It is old and successful saying that there is a hand of a women behind every successful man. It is true in Odisha. The tribal women are working hard to produce the organic. The average income from Rs.19,618 has increased to Rs.47,256 showing an increase of 140 percent. It was as per the project Strengthening Forest and Forest Based Livelihood. Organic Manure was prepared at home and was used.
Governments claim credit for doubling farmers’ income through policy interventions and extending necessary support, tribal women in Odisha’s poverty-stricken Koraput district have increased their earnings three-fold (almost 140 percent) in the past four years on their own.
This achievement was possible after women from 4,000 households, inspired by USAID and Bhubaneswar-based Centre for Youth and Social Development (CYSD) organized themselves into 261 women producers’ groups (WPGs) and started selling processed forest and agriculture products under the brand “Banashree”. It is now a popular brand in Odisha. The products sold under Banashree are completely organic and hence they are in great demand.
“We never use chemical fertilizers and pesticide because they are not only costly, but harmful. We prepare organic manure at home and use them. It gives high yields,” says Hari Miniaka, a woman producer.
It all started in 2014 with the implementation of a project called “Strengthening Forest and Forest Based Livelihood”. The project focused on mapping agriculture and non-timber forest products (NTFPs) in 250 villages spread over five blocks of Maoist-hit Koraput district — Laxmipur, Narayanpatna, Bandhugaon, Baipariguda and Kundra. After value addition, the products were sold in the market bypassing the local traders.
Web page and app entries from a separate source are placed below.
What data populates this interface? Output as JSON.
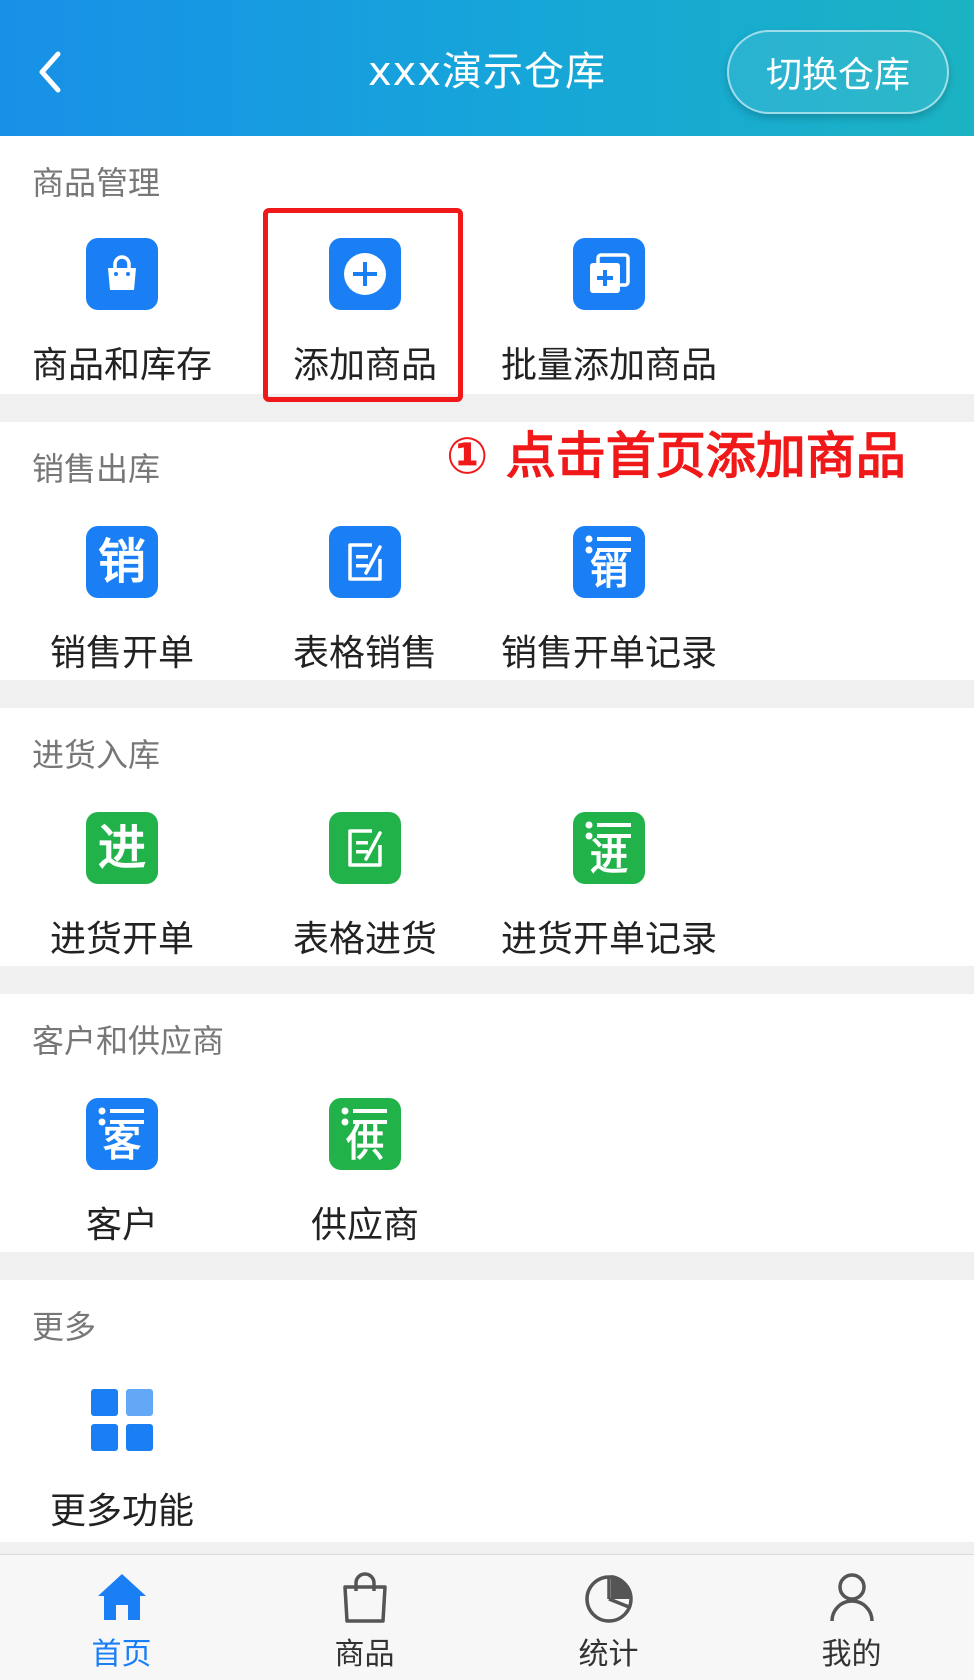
{
  "header": {
    "title": "xxx演示仓库",
    "switch_label": "切换仓库"
  },
  "sections": {
    "goods": {
      "title": "商品管理",
      "items": [
        {
          "label": "商品和库存",
          "icon": "shopping-bag-icon"
        },
        {
          "label": "添加商品",
          "icon": "plus-circle-icon"
        },
        {
          "label": "批量添加商品",
          "icon": "batch-add-icon"
        }
      ]
    },
    "sales": {
      "title": "销售出库",
      "items": [
        {
          "label": "销售开单",
          "icon_text": "销"
        },
        {
          "label": "表格销售",
          "icon": "table-edit-icon"
        },
        {
          "label": "销售开单记录",
          "icon_text": "销"
        }
      ]
    },
    "purchase": {
      "title": "进货入库",
      "items": [
        {
          "label": "进货开单",
          "icon_text": "进"
        },
        {
          "label": "表格进货",
          "icon": "table-edit-icon"
        },
        {
          "label": "进货开单记录",
          "icon_text": "进"
        }
      ]
    },
    "partners": {
      "title": "客户和供应商",
      "items": [
        {
          "label": "客户",
          "icon_text": "客"
        },
        {
          "label": "供应商",
          "icon_text": "供"
        }
      ]
    },
    "more": {
      "title": "更多",
      "items": [
        {
          "label": "更多功能",
          "icon": "grid-icon"
        }
      ]
    }
  },
  "annotation": {
    "text": "① 点击首页添加商品"
  },
  "bottom_nav": {
    "items": [
      {
        "label": "首页",
        "icon": "home-icon",
        "active": true
      },
      {
        "label": "商品",
        "icon": "bag-icon"
      },
      {
        "label": "统计",
        "icon": "pie-chart-icon"
      },
      {
        "label": "我的",
        "icon": "user-icon"
      }
    ]
  },
  "colors": {
    "primary_blue": "#1a7ff5",
    "green": "#21b24a",
    "annotation_red": "#f01818",
    "header_gradient_start": "#1890e8",
    "header_gradient_end": "#1bb3c3"
  }
}
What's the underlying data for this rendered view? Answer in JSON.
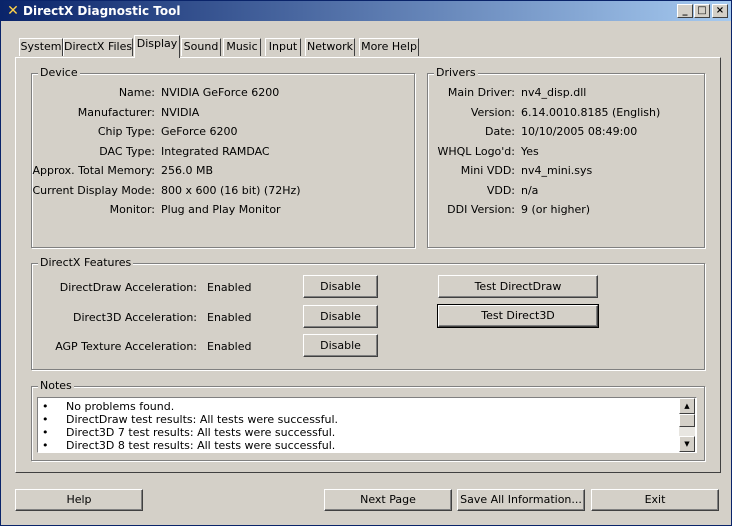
{
  "window": {
    "title": "DirectX Diagnostic Tool"
  },
  "tabs": [
    "System",
    "DirectX Files",
    "Display",
    "Sound",
    "Music",
    "Input",
    "Network",
    "More Help"
  ],
  "device": {
    "title": "Device",
    "rows": [
      {
        "label": "Name:",
        "value": "NVIDIA GeForce 6200"
      },
      {
        "label": "Manufacturer:",
        "value": "NVIDIA"
      },
      {
        "label": "Chip Type:",
        "value": "GeForce 6200"
      },
      {
        "label": "DAC Type:",
        "value": "Integrated RAMDAC"
      },
      {
        "label": "Approx. Total Memory:",
        "value": "256.0 MB"
      },
      {
        "label": "Current Display Mode:",
        "value": "800 x 600 (16 bit) (72Hz)"
      },
      {
        "label": "Monitor:",
        "value": "Plug and Play Monitor"
      }
    ]
  },
  "drivers": {
    "title": "Drivers",
    "rows": [
      {
        "label": "Main Driver:",
        "value": "nv4_disp.dll"
      },
      {
        "label": "Version:",
        "value": "6.14.0010.8185 (English)"
      },
      {
        "label": "Date:",
        "value": "10/10/2005 08:49:00"
      },
      {
        "label": "WHQL Logo'd:",
        "value": "Yes"
      },
      {
        "label": "Mini VDD:",
        "value": "nv4_mini.sys"
      },
      {
        "label": "VDD:",
        "value": "n/a"
      },
      {
        "label": "DDI Version:",
        "value": "9 (or higher)"
      }
    ]
  },
  "features": {
    "title": "DirectX Features",
    "rows": [
      {
        "label": "DirectDraw Acceleration:",
        "value": "Enabled",
        "button": "Disable"
      },
      {
        "label": "Direct3D Acceleration:",
        "value": "Enabled",
        "button": "Disable"
      },
      {
        "label": "AGP Texture Acceleration:",
        "value": "Enabled",
        "button": "Disable"
      }
    ],
    "test_directdraw": "Test DirectDraw",
    "test_direct3d": "Test Direct3D"
  },
  "notes": {
    "title": "Notes",
    "bullet": "•",
    "lines": [
      "No problems found.",
      "DirectDraw test results: All tests were successful.",
      "Direct3D 7 test results: All tests were successful.",
      "Direct3D 8 test results: All tests were successful."
    ]
  },
  "bottom_buttons": {
    "help": "Help",
    "next_page": "Next Page",
    "save_all": "Save All Information...",
    "exit": "Exit"
  },
  "window_controls": {
    "minimize": "_",
    "maximize": "□",
    "close": "×"
  }
}
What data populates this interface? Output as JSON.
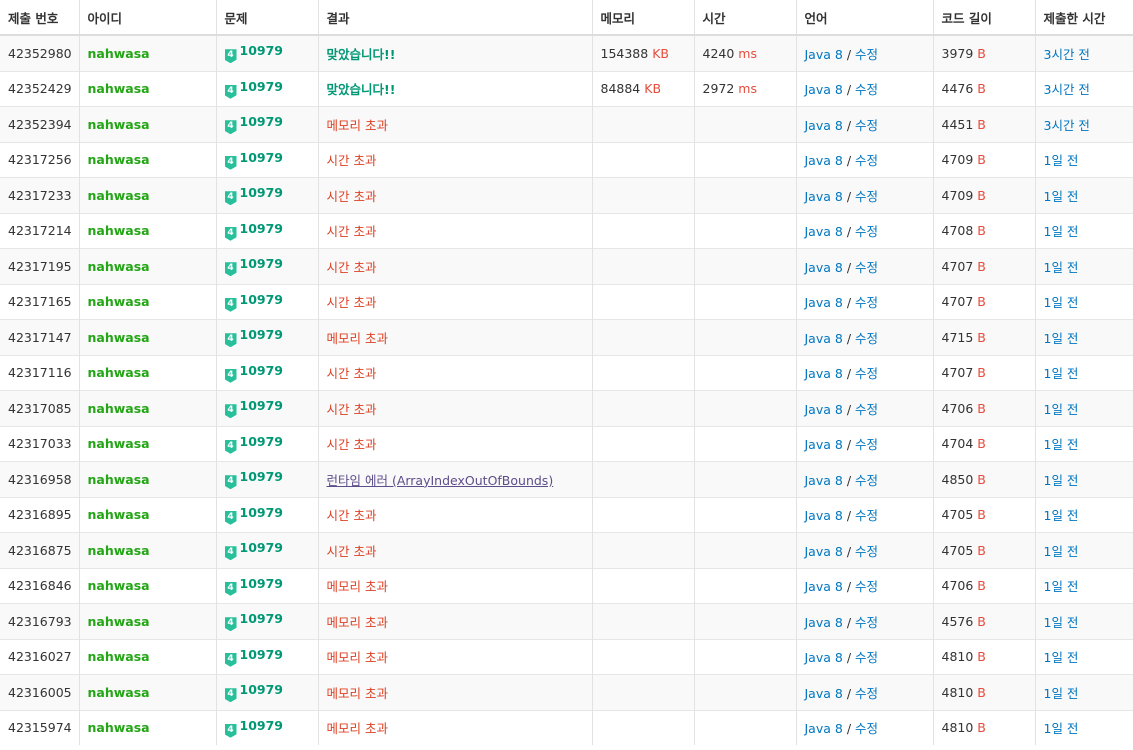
{
  "headers": [
    "제출 번호",
    "아이디",
    "문제",
    "결과",
    "메모리",
    "시간",
    "언어",
    "코드 길이",
    "제출한 시간"
  ],
  "lang_label": "Java 8",
  "edit_label": "수정",
  "badge_level": "4",
  "rows": [
    {
      "id": "42352980",
      "user": "nahwasa",
      "problem": "10979",
      "result": "맞았습니다!!",
      "rtype": "ac",
      "memory": "154388",
      "mem_unit": "KB",
      "time": "4240",
      "time_unit": "ms",
      "length": "3979",
      "len_unit": "B",
      "submitted": "3시간 전"
    },
    {
      "id": "42352429",
      "user": "nahwasa",
      "problem": "10979",
      "result": "맞았습니다!!",
      "rtype": "ac",
      "memory": "84884",
      "mem_unit": "KB",
      "time": "2972",
      "time_unit": "ms",
      "length": "4476",
      "len_unit": "B",
      "submitted": "3시간 전"
    },
    {
      "id": "42352394",
      "user": "nahwasa",
      "problem": "10979",
      "result": "메모리 초과",
      "rtype": "err",
      "memory": "",
      "mem_unit": "",
      "time": "",
      "time_unit": "",
      "length": "4451",
      "len_unit": "B",
      "submitted": "3시간 전"
    },
    {
      "id": "42317256",
      "user": "nahwasa",
      "problem": "10979",
      "result": "시간 초과",
      "rtype": "err",
      "memory": "",
      "mem_unit": "",
      "time": "",
      "time_unit": "",
      "length": "4709",
      "len_unit": "B",
      "submitted": "1일 전"
    },
    {
      "id": "42317233",
      "user": "nahwasa",
      "problem": "10979",
      "result": "시간 초과",
      "rtype": "err",
      "memory": "",
      "mem_unit": "",
      "time": "",
      "time_unit": "",
      "length": "4709",
      "len_unit": "B",
      "submitted": "1일 전"
    },
    {
      "id": "42317214",
      "user": "nahwasa",
      "problem": "10979",
      "result": "시간 초과",
      "rtype": "err",
      "memory": "",
      "mem_unit": "",
      "time": "",
      "time_unit": "",
      "length": "4708",
      "len_unit": "B",
      "submitted": "1일 전"
    },
    {
      "id": "42317195",
      "user": "nahwasa",
      "problem": "10979",
      "result": "시간 초과",
      "rtype": "err",
      "memory": "",
      "mem_unit": "",
      "time": "",
      "time_unit": "",
      "length": "4707",
      "len_unit": "B",
      "submitted": "1일 전"
    },
    {
      "id": "42317165",
      "user": "nahwasa",
      "problem": "10979",
      "result": "시간 초과",
      "rtype": "err",
      "memory": "",
      "mem_unit": "",
      "time": "",
      "time_unit": "",
      "length": "4707",
      "len_unit": "B",
      "submitted": "1일 전"
    },
    {
      "id": "42317147",
      "user": "nahwasa",
      "problem": "10979",
      "result": "메모리 초과",
      "rtype": "err",
      "memory": "",
      "mem_unit": "",
      "time": "",
      "time_unit": "",
      "length": "4715",
      "len_unit": "B",
      "submitted": "1일 전"
    },
    {
      "id": "42317116",
      "user": "nahwasa",
      "problem": "10979",
      "result": "시간 초과",
      "rtype": "err",
      "memory": "",
      "mem_unit": "",
      "time": "",
      "time_unit": "",
      "length": "4707",
      "len_unit": "B",
      "submitted": "1일 전"
    },
    {
      "id": "42317085",
      "user": "nahwasa",
      "problem": "10979",
      "result": "시간 초과",
      "rtype": "err",
      "memory": "",
      "mem_unit": "",
      "time": "",
      "time_unit": "",
      "length": "4706",
      "len_unit": "B",
      "submitted": "1일 전"
    },
    {
      "id": "42317033",
      "user": "nahwasa",
      "problem": "10979",
      "result": "시간 초과",
      "rtype": "err",
      "memory": "",
      "mem_unit": "",
      "time": "",
      "time_unit": "",
      "length": "4704",
      "len_unit": "B",
      "submitted": "1일 전"
    },
    {
      "id": "42316958",
      "user": "nahwasa",
      "problem": "10979",
      "result": "런타임 에러 (ArrayIndexOutOfBounds)",
      "rtype": "rte",
      "memory": "",
      "mem_unit": "",
      "time": "",
      "time_unit": "",
      "length": "4850",
      "len_unit": "B",
      "submitted": "1일 전"
    },
    {
      "id": "42316895",
      "user": "nahwasa",
      "problem": "10979",
      "result": "시간 초과",
      "rtype": "err",
      "memory": "",
      "mem_unit": "",
      "time": "",
      "time_unit": "",
      "length": "4705",
      "len_unit": "B",
      "submitted": "1일 전"
    },
    {
      "id": "42316875",
      "user": "nahwasa",
      "problem": "10979",
      "result": "시간 초과",
      "rtype": "err",
      "memory": "",
      "mem_unit": "",
      "time": "",
      "time_unit": "",
      "length": "4705",
      "len_unit": "B",
      "submitted": "1일 전"
    },
    {
      "id": "42316846",
      "user": "nahwasa",
      "problem": "10979",
      "result": "메모리 초과",
      "rtype": "err",
      "memory": "",
      "mem_unit": "",
      "time": "",
      "time_unit": "",
      "length": "4706",
      "len_unit": "B",
      "submitted": "1일 전"
    },
    {
      "id": "42316793",
      "user": "nahwasa",
      "problem": "10979",
      "result": "메모리 초과",
      "rtype": "err",
      "memory": "",
      "mem_unit": "",
      "time": "",
      "time_unit": "",
      "length": "4576",
      "len_unit": "B",
      "submitted": "1일 전"
    },
    {
      "id": "42316027",
      "user": "nahwasa",
      "problem": "10979",
      "result": "메모리 초과",
      "rtype": "err",
      "memory": "",
      "mem_unit": "",
      "time": "",
      "time_unit": "",
      "length": "4810",
      "len_unit": "B",
      "submitted": "1일 전"
    },
    {
      "id": "42316005",
      "user": "nahwasa",
      "problem": "10979",
      "result": "메모리 초과",
      "rtype": "err",
      "memory": "",
      "mem_unit": "",
      "time": "",
      "time_unit": "",
      "length": "4810",
      "len_unit": "B",
      "submitted": "1일 전"
    },
    {
      "id": "42315974",
      "user": "nahwasa",
      "problem": "10979",
      "result": "메모리 초과",
      "rtype": "err",
      "memory": "",
      "mem_unit": "",
      "time": "",
      "time_unit": "",
      "length": "4810",
      "len_unit": "B",
      "submitted": "1일 전"
    }
  ],
  "colors": {
    "accepted": "#009874",
    "error": "#dd4124",
    "user": "#23a515",
    "link": "#0076c0",
    "unit": "#e74c3c",
    "badge": "#27c09b"
  }
}
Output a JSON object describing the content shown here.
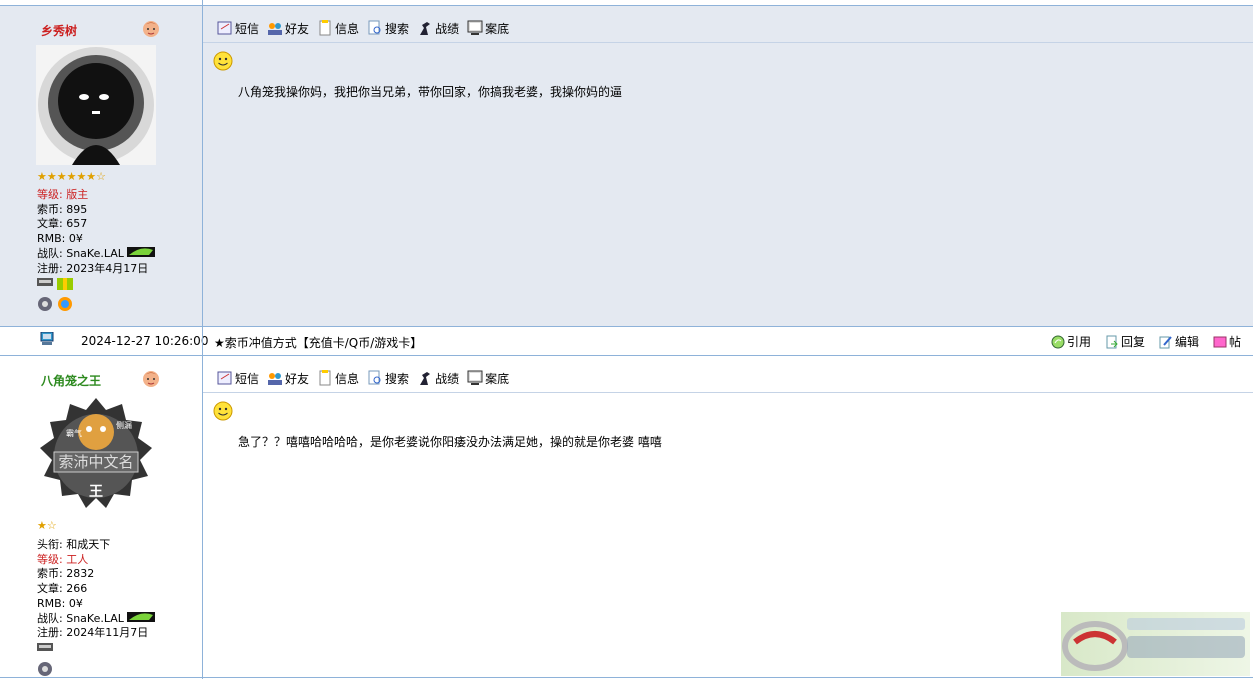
{
  "posts": [
    {
      "username": "乡秀树",
      "stars": "★★★★★★☆",
      "info": {
        "rank_label": "等级:",
        "rank": "版主",
        "coins_label": "索币:",
        "coins": "895",
        "articles_label": "文章:",
        "articles": "657",
        "rmb_label": "RMB:",
        "rmb": "0¥",
        "team_label": "战队:",
        "team": "SnaKe.LAL",
        "joined_label": "注册:",
        "joined": "2023年4月17日"
      },
      "toolbar": [
        "短信",
        "好友",
        "信息",
        "搜索",
        "战绩",
        "案底"
      ],
      "text": "八角笼我操你妈，我把你当兄弟，带你回家，你搞我老婆，我操你妈的逼"
    },
    {
      "username": "八角笼之王",
      "stars": "★☆",
      "info": {
        "title_label": "头衔:",
        "title": "和成天下",
        "rank_label": "等级:",
        "rank": "工人",
        "coins_label": "索币:",
        "coins": "2832",
        "articles_label": "文章:",
        "articles": "266",
        "rmb_label": "RMB:",
        "rmb": "0¥",
        "team_label": "战队:",
        "team": "SnaKe.LAL",
        "joined_label": "注册:",
        "joined": "2024年11月7日"
      },
      "toolbar": [
        "短信",
        "好友",
        "信息",
        "搜索",
        "战绩",
        "案底"
      ],
      "text": "急了？？嘻嘻哈哈哈哈，是你老婆说你阳痿没办法满足她，操的就是你老婆 嘻嘻",
      "avatar_text": [
        "霸气",
        "侧漏",
        "索沛中文名",
        "王"
      ]
    }
  ],
  "meta": {
    "datetime": "2024-12-27 10:26:00",
    "signature": "★索币冲值方式【充值卡/Q币/游戏卡】",
    "actions": [
      "引用",
      "回复",
      "编辑",
      "帖"
    ]
  },
  "colors": {
    "border": "#8eb2d9",
    "post_bg": "#e4e9f1",
    "name_red": "#cc2222",
    "name_green": "#2d8a1f"
  }
}
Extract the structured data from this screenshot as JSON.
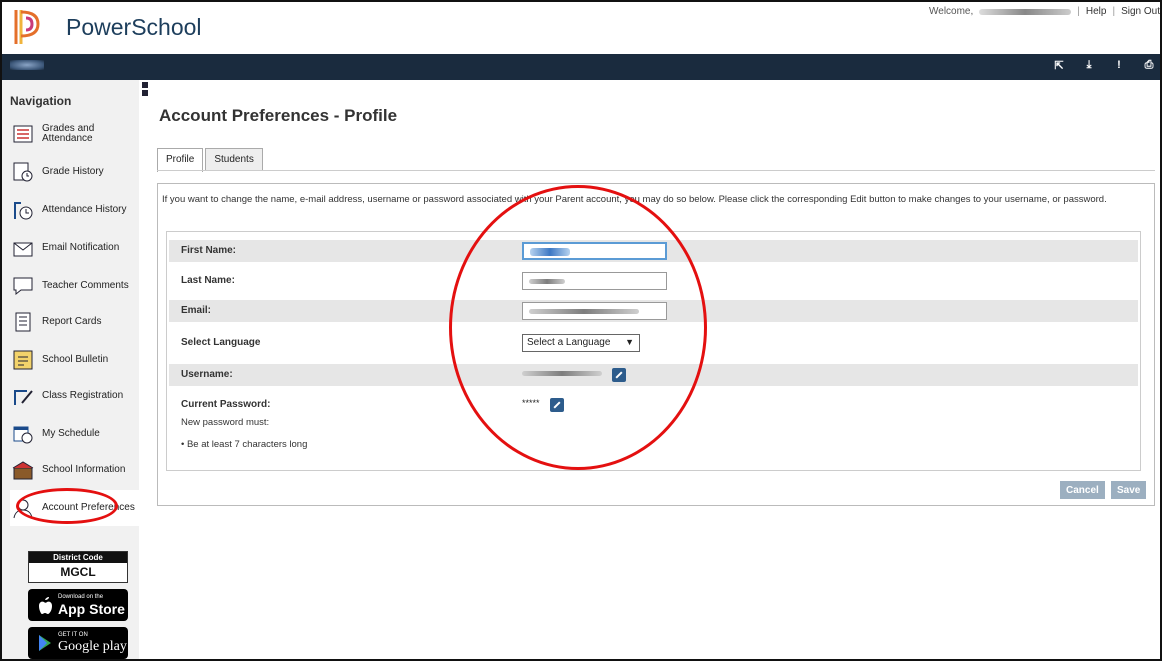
{
  "header": {
    "brand": "PowerSchool",
    "welcome": "Welcome,",
    "help": "Help",
    "sign_out": "Sign Out",
    "bar_icons": [
      "external-link-icon",
      "download-icon",
      "alert-icon",
      "print-icon"
    ]
  },
  "sidebar": {
    "title": "Navigation",
    "items": [
      {
        "label": "Grades and Attendance",
        "icon": "grades-icon"
      },
      {
        "label": "Grade History",
        "icon": "grade-history-icon"
      },
      {
        "label": "Attendance History",
        "icon": "attendance-history-icon"
      },
      {
        "label": "Email Notification",
        "icon": "email-icon"
      },
      {
        "label": "Teacher Comments",
        "icon": "comments-icon"
      },
      {
        "label": "Report Cards",
        "icon": "report-card-icon"
      },
      {
        "label": "School Bulletin",
        "icon": "bulletin-icon"
      },
      {
        "label": "Class Registration",
        "icon": "registration-icon"
      },
      {
        "label": "My Schedule",
        "icon": "schedule-icon"
      },
      {
        "label": "School Information",
        "icon": "school-icon"
      },
      {
        "label": "Account Preferences",
        "icon": "account-icon"
      }
    ],
    "district_code_label": "District Code",
    "district_code": "MGCL",
    "app_store_small": "Download on the",
    "app_store_big": "App Store",
    "google_small": "GET IT ON",
    "google_big": "Google play"
  },
  "main": {
    "title": "Account Preferences - Profile",
    "tabs": [
      "Profile",
      "Students"
    ],
    "intro": "If you want to change the name, e-mail address, username or password associated with your Parent account, you may do so below. Please click the corresponding Edit button to make changes to your username, or password.",
    "fields": {
      "first_name": "First Name:",
      "last_name": "Last Name:",
      "email": "Email:",
      "language": "Select Language",
      "language_value": "Select a Language",
      "username": "Username:",
      "password": "Current Password:",
      "password_value": "*****",
      "pw_rule_intro": "New password must:",
      "pw_rule": "• Be at least 7 characters long"
    },
    "cancel": "Cancel",
    "save": "Save"
  },
  "colors": {
    "accent": "#1a2b3e",
    "annotation": "#e41010",
    "button": "#9cafc0"
  }
}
The baseline study conducted in 2014 before the inception of the project showed that the average annual income of a tribal family was Rs.19,618, which in 2017 went to Rs.47,256, an increase of 140.88 percent.
The tribal women producers companies, according to CYSD mentor and co-founder Jagadananand, play the role of local traders to the hilt by which the ultimate benefit goes to the tribal women.
The agriculture, horticulture and NTFPs that the tribal women process and sell include minor millets such as suan, mandia and kangu; turmeric, mango jelly, grafted mango, tamarind, deseeded tamarind, hill grass, piped hill-brooms, plastic-handle broom-sticks, steel-handle broomsticks and lemon grass.
“Earlier, before forming the women groups, we used to barter the hill grass with local traders for a meagre quantity of dry fish, dry chillies, onions and the like. They would not pay us any money. Now, a hill-broom (also known as hill-broomstick) made by us fetches between Rs.50 and Rs.60,” said Tilei Wadeka of Pandakapadar village.
“With the additional income earned through trade and collective marketing, I can send my child to school and repair the roof of my house,” says Rupai Wadeka of Laxmipur.
Laxmi Khila of Dadhipada under Doraguda panchayat in Baipariguda block said the community farming practices addressing food requirements. “Previously, the locals faced food crisis of sorts for many years. Now, we have enough on our plate to consume and need not starve,” said Ms Khila.